**** I cannot believe it has been nearly 3 weeks since I last posted! Tear. It’s been an irregular 3 weeks of new summer schedules, lots of trips, etc. We have one more week of schedule irregularity but then hoping to get my back to my standard Tuesday and Friday posts. Thank you, readers, for staying with this blog! ****
I’m back, after a bit of a break. The seasonal transitions require stepping away, reflection. Another school year closes for me and this year, for 3-year-old BRK as well.
The kids are finally sleeping “late enough” for me to resume 5 AM writing. I’m grateful for this — it’s a meditation for me.
I’ve been taking a writing class and for a recent assignment, was tasked with describing a place. I chose to describe the place of being with a 3-year-old before her bedtime, a place I typically encounter with impatience, but that on this day, I wanted to relish.
Here it is:

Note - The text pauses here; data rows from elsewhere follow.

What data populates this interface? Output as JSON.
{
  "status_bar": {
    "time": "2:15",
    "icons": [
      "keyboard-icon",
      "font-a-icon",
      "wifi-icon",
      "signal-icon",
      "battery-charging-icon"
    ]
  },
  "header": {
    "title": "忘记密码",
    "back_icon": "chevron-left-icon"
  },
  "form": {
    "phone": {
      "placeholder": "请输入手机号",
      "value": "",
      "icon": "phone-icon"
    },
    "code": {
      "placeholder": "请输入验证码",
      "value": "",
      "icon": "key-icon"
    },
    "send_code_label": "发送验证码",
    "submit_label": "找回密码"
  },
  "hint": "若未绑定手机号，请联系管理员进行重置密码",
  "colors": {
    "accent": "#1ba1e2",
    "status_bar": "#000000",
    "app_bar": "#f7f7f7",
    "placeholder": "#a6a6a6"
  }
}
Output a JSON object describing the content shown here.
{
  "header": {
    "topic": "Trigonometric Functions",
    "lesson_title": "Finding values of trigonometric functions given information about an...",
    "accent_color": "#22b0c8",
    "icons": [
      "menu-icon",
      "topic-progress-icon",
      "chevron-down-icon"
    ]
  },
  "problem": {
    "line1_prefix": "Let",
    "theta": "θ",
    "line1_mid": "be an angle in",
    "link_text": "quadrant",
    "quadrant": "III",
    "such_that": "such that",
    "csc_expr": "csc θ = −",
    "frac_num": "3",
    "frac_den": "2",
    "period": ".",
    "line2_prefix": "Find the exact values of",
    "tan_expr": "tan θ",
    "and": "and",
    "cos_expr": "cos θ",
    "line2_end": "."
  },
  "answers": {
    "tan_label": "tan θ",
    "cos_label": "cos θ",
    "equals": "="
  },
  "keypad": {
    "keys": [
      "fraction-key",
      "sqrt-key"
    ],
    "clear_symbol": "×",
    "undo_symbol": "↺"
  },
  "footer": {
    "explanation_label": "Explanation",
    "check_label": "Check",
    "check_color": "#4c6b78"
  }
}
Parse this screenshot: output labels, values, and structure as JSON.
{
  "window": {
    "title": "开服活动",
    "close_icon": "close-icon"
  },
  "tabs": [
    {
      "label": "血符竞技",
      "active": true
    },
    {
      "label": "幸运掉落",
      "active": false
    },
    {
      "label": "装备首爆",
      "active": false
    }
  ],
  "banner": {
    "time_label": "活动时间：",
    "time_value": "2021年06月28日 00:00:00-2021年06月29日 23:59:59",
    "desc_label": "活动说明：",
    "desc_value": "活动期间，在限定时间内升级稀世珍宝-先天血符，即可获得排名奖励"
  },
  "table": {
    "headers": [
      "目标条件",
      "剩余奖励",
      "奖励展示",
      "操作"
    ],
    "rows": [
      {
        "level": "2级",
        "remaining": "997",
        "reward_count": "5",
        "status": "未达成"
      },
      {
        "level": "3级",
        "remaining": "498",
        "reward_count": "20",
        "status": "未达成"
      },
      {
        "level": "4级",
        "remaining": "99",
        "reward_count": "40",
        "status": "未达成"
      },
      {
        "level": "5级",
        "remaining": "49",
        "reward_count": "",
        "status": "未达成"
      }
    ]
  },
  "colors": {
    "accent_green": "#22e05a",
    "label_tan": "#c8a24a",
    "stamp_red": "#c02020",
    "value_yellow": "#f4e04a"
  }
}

My body sinks into the couch, deeper than her 3-year-old body sinks into me. But she exerts a weight on me, for sure. A weight just heavy enough for my quadricep muscles to call out, “She’s not a baby anymore.”
The gray velvet of the three-piece sectional couch is soft and comforting. I ignore the stray blue and purple marker streaks, the ones that sweat-inducing scrubbing couldn’t touch. A dark triangle of space connects the piece of couch I lay on and the adjacent piece. Every single day, multiple times a day, I align the couches. And every day, multiple times a day, couch chaos elves undo my work.
Her head feels musty against my lips. Her strands of curly hair damp from the bath, murmuring orange and rosemary into my nose, from the adult shampoo and conditioner I use on her. Her head is still so warm, like, a baby’s. I’m inhaling vapors from a greenhouse of toiletry scents.
Her hands feel warm and dirty against my face. One holds fingers that inevitably just crawled into a nostril then climbed into a mouth, and now it rests on my cheek. I miss her pale soft baby hands that even when encrusted in baby poop, somehow never felt dirty to me.
Her mouth opens and paradise spills out. “I am a BIG. OAK. TREE. Stuck in the GROUND. IS. ME. If I had JUST. ONE. WISH. I’d like to DANCE. LIKE. THIS.” She strikes each note like a mallet to a tone bar. Will she be a singer one day? Will her brother? Will we have a family band?
I sing “Somewhere Over the Rainbow” to her and she sings along. Her voice matches mine, at times in a perfect overlap. She clutches the tail of her lovey, the stuffed dog named Big Oof. Big Oof’s wet tail brushes my neck. I wince. The tail smells like a garbage truck on a stifling summer day. To my daughter, that tail plus her thumb in her mouth defines comfort.
She asks me if we can just rest here. I say yes. I never say yes. I always say, “No, let’s go brush teeth and then you can rest in bed.” But tonight is different. Two nights ago the news shook me. Yesterday I googled “middle school bullying”. Today I was at the doctor for a lump on my neck, which turned out to be nothing more than muscle strain from dental work gone bad. My tooth throbs, and it will until I go to the dentist tomorrow.
So now, in this moment, on this couch with my 3-year-old, I want to rest. I want to bottle this moment. The label would read, “Putting June to Bed, June 5, 2017”.
Those musty curls are dry now, soft silky threads scattered against my chin. Her body rises up and down, faster than mine. We are drifting, drifting . . . BOOM she jerks awake.
I am writing a book. And realizing that while writing is an art, it’s also got to have some hard features as a practice in order for it to GET DONE. And I feel if I blurt out those hard features here, my likelihood of getting it done skyrockets.
3,000 words/week PLUS 30 weeks EQUALS a draft by Christmas. I will use the Ink On app to track my progress!
If you are looking for a brutally honest book about parenting that will literally make you laugh out loud, look no further than Welcome to the Club, by Raquel D’Apice. It is JUST SO FUNNY, as is her brilliant blog, The Ugly Volvo. This is a whole new level of funny.
One of my many favorite lines,
” ‘Is everyone else using this many wipes?’ as you tidy up something roughly as overwhelming as the Exxon Valdez oil spill.”